8 June (Today): MAOIST PARTY HOLDS CONSULTATIONS WITH PLA COMMANDERS Three days after Maoists formally began dismantling dual security arrangements for their leaders, the party for the first-time held consultations with PLA commanders about integration process-since the five-point deal signed on May 29-that commits the party to completion of the integration process by August 27. In a meeting held on Wednesday in Kathmandu, the party leadership tried to sell the five-point deal and subsequent Special Committee decisions which has bearing on the future of the combatants. Party Chairman Pushpa Kamal Dahal also attempted to neutralise the hardliner’s resistance by speaking directly with the PLA leaders-where Dahal has considerable support-instead of calling the meeting of central committee as demanded by the hardliners.
Though PLA commanders raised pointed questions about party’s policy on integration and asked the leadership to come clean on how the process would move forward, the deliberation on party policies in a PLA forum is likely to strengthen Dahal’s hands. In fact during Wednesday’s meeting Baidya, for the first time, grudgingly accepted the NA’s proposed modality, but argued that the separate directorate within NA should only consist of PLA personnel, according a PLA commander.

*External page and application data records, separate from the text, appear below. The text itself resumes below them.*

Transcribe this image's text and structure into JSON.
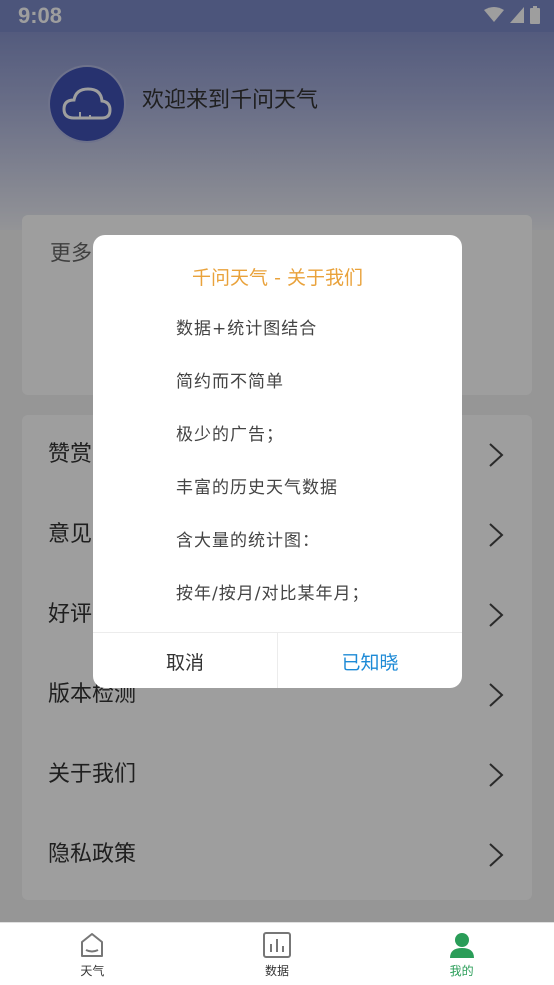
{
  "status": {
    "time": "9:08"
  },
  "profile": {
    "welcome": "欢迎来到千问天气"
  },
  "more": {
    "title": "更多"
  },
  "list": [
    {
      "label": "赞赏"
    },
    {
      "label": "意见"
    },
    {
      "label": "好评"
    },
    {
      "label": "版本检测"
    },
    {
      "label": "关于我们"
    },
    {
      "label": "隐私政策"
    }
  ],
  "dialog": {
    "title": "千问天气 - 关于我们",
    "lines": [
      "数据+统计图结合",
      "简约而不简单",
      "极少的广告；",
      "丰富的历史天气数据",
      "含大量的统计图：",
      "按年/按月/对比某年月；"
    ],
    "cancel": "取消",
    "ok": "已知晓"
  },
  "nav": [
    {
      "label": "天气",
      "icon": "house-icon"
    },
    {
      "label": "数据",
      "icon": "bar-chart-icon"
    },
    {
      "label": "我的",
      "icon": "person-icon"
    }
  ],
  "colors": {
    "accent": "#2a9d58",
    "dialog_title": "#e9a23b",
    "confirm": "#1d8ad6"
  }
}
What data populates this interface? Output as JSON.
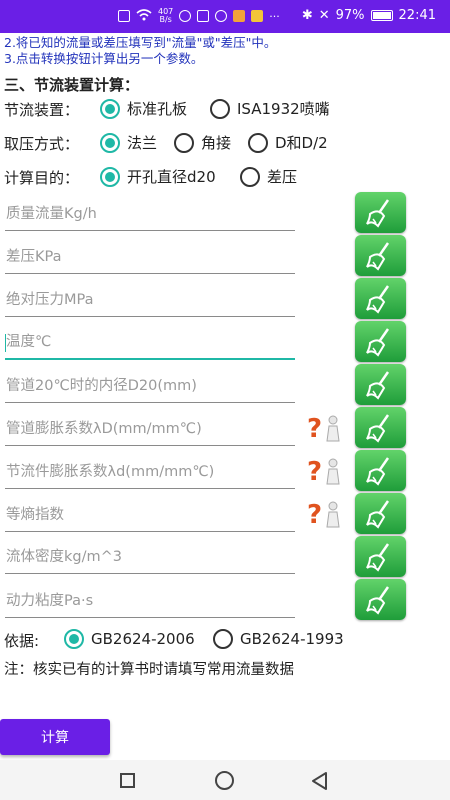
{
  "status_bar": {
    "net_speed_value": "407",
    "net_speed_unit": "B/s",
    "battery": "97%",
    "time": "22:41"
  },
  "hints": [
    "2.将已知的流量或差压填写到\"流量\"或\"差压\"中。",
    "3.点击转换按钮计算出另一个参数。"
  ],
  "section_title": "三、节流装置计算：",
  "device": {
    "label": "节流装置：",
    "options": [
      "标准孔板",
      "ISA1932喷嘴"
    ],
    "selected": "标准孔板"
  },
  "tapping": {
    "label": "取压方式：",
    "options": [
      "法兰",
      "角接",
      "D和D/2"
    ],
    "selected": "法兰"
  },
  "purpose": {
    "label": "计算目的：",
    "options": [
      "开孔直径d20",
      "差压"
    ],
    "selected": "开孔直径d20"
  },
  "fields": [
    {
      "placeholder": "质量流量Kg/h",
      "value": ""
    },
    {
      "placeholder": "差压KPa",
      "value": ""
    },
    {
      "placeholder": "绝对压力MPa",
      "value": ""
    },
    {
      "placeholder": "温度℃",
      "value": ""
    },
    {
      "placeholder": "管道20℃时的内径D20(mm)",
      "value": ""
    },
    {
      "placeholder": "管道膨胀系数λD(mm/mm℃)",
      "value": ""
    },
    {
      "placeholder": "节流件膨胀系数λd(mm/mm℃)",
      "value": ""
    },
    {
      "placeholder": "等熵指数",
      "value": ""
    },
    {
      "placeholder": "流体密度kg/m^3",
      "value": ""
    },
    {
      "placeholder": "动力粘度Pa·s",
      "value": ""
    }
  ],
  "basis": {
    "label": "依据:",
    "options": [
      "GB2624-2006",
      "GB2624-1993"
    ],
    "selected": "GB2624-2006"
  },
  "note": "注：核实已有的计算书时请填写常用流量数据",
  "calc_button": "计算",
  "colors": {
    "accent": "#6a1fe6",
    "radio_checked": "#1fb8a6",
    "clear_button": "#3cb44b",
    "hint_text": "#2233bb"
  },
  "icons": {
    "clear": "broom-icon",
    "help": "question-mark-figure-icon"
  }
}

PLA leaders asked both the hardliners and the establishment to patch up their differences-cautioning them that the open public spat between party leaders was affecting the morale of the combatants. The commanders also demanded that the party continued to stake its claim on the leadership of new directorate of Nepali Army (NA) and that there be a dignified integration and rehabilitation of combatants. The PLA commanders also insisted that party stress on a military mandate for the new directorate and the ranks be harmonised.
Responding to the concerns expressed by the PLA top-brass, party Chairman Dahal tried to assure them of a dignified integration and rehabilitation process-downplaying fears that the party was “surrendering.” Commanders also called for the integration of at least ten thousand combatants in ‘bulk.’ Almost all division commanders raised the issue of disqualified combatants and urged leadership to address their problems. In reply Dahal said he will accommodate the views of the hardliners as he moves forward. But more significantly Chairman Dahal said that the integration process will proceed in the letter and spirit of the five-point deal and urged the combatants to remain prepared for the integration and rehabilitation, according a PLA commander present in the meeting.
Vice Chairman Baidya reiterated his position that integration process and constitution writing process should move ahead simultaneously and demanded that a national security policy be unveiled before the integration. Standing Committee member Barshaman Pun briefed PLA commanders about the latest development in the Special Committee and ongoing dialogue with other parties on numbers and modality. “The meeting was convened in the light of the fact that the party will have to take some important decisions on integration soon, ” said PLA spokesman Khanal-suggessting further progress in the peace process.